Two comic characters, Camilla Corona, a rubber chicken, and Colours O'IRIS, a peacock, explore spectrographs. This comic is part of the series Tales from Stanford Solar.
The theme of this unit is the development of an imaginary mission to the asteroid Vesta. It also introduces teachers and students to the Vesta Mappers citizen scientist project, which is part of the CosmoQuest online community. The unit is designed... (View More) to be used in 50-minute periods over 13 days and lessons follow the 5E instructional model. Students will explore not only science content but science and engineering practices as well. An alignment is provided to the Next Generation Science Standards (NGSS). (View Less)
Become a crime scene investigator! Learners model Dawn Mission scientists, engineers, and technologists and how they use instrumentation to detect distant worlds. After a briefing right here on Earth to build context, students explore interactions... (View More) between different frequencies/wavelengths of the electromagnetic spectrum and matter as they investigate the different ways scientists gather and understand remote sensing data, using Dawn instruments as examples. This module is organized around a learning cycle, engaging students through several experiences to activate students' prior knowledge and assess conceptual understanding, informing next steps. (View Less)
This is an activity about electromagnetism and the Sun. First, learners will do a KWL activity using six vocabulary words. Next, they will build an electromagnet and investigate how it works. Finally, learners will relate the workings of their... (View More) electromagnet to a Solar Dynamics Observatory magnetogram image of the Sun. Per group of learners, this activity requires materials such as a length of insulated wire, alligator clips, a 2-D-battery holder, two D-batteries, and a nail. (View Less)
This article describes the work being done by scientists to determine the origin of water found in Earth's oceans.
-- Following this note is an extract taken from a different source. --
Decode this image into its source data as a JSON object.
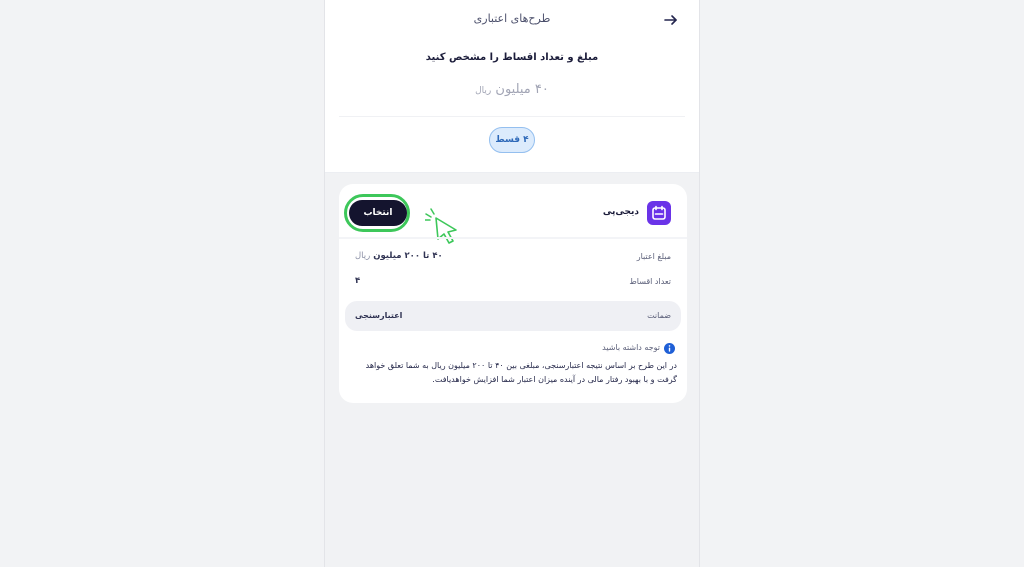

A supplemental exploration of the Herschel Space Observatory is included. The article is targeted to children ages 10-12.